**WORK TO BE COMPLETED:**
Return only the number of lines in the material below holding the string "name".

**DATA PROVIDED:**

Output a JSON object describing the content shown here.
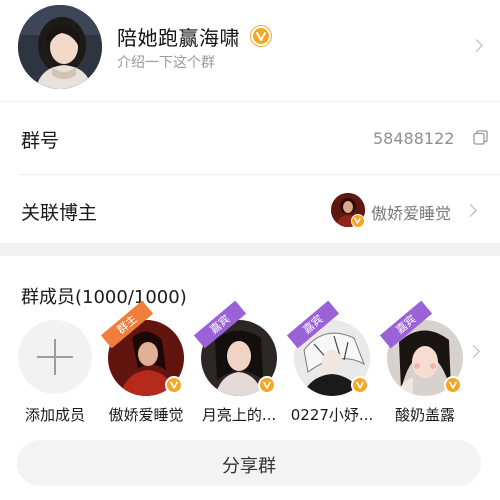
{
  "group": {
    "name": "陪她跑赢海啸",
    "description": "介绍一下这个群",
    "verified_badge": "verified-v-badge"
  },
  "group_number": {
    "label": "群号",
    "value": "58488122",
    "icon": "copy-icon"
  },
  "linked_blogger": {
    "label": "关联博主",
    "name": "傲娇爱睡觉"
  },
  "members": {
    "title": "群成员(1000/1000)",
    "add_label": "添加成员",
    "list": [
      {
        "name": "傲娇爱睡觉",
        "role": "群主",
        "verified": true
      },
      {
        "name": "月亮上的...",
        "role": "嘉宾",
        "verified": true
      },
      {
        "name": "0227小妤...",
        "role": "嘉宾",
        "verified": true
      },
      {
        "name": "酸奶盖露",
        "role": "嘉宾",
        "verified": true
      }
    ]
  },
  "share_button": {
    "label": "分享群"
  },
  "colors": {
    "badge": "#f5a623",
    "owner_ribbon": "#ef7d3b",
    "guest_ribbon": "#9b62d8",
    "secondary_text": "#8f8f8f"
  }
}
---
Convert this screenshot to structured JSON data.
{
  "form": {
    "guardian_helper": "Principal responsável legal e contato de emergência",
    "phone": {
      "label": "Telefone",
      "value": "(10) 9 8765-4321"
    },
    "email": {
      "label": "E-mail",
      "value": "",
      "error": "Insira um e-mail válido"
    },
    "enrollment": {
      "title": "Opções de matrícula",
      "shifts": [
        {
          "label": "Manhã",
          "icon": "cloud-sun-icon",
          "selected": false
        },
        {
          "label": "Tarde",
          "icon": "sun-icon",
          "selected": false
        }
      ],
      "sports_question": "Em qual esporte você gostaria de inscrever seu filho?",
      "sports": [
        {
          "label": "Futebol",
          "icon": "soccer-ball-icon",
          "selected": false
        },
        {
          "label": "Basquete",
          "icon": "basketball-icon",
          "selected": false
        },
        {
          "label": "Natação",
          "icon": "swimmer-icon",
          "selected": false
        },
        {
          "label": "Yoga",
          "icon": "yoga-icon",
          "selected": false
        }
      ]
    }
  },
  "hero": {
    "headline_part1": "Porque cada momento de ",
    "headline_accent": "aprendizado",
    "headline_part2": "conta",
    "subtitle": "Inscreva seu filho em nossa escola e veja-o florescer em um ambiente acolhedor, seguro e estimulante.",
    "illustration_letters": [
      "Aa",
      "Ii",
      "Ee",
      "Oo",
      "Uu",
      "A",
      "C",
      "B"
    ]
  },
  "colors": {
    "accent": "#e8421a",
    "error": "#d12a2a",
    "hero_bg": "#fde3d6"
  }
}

**OUTPUT FOR THIS TASK:**
6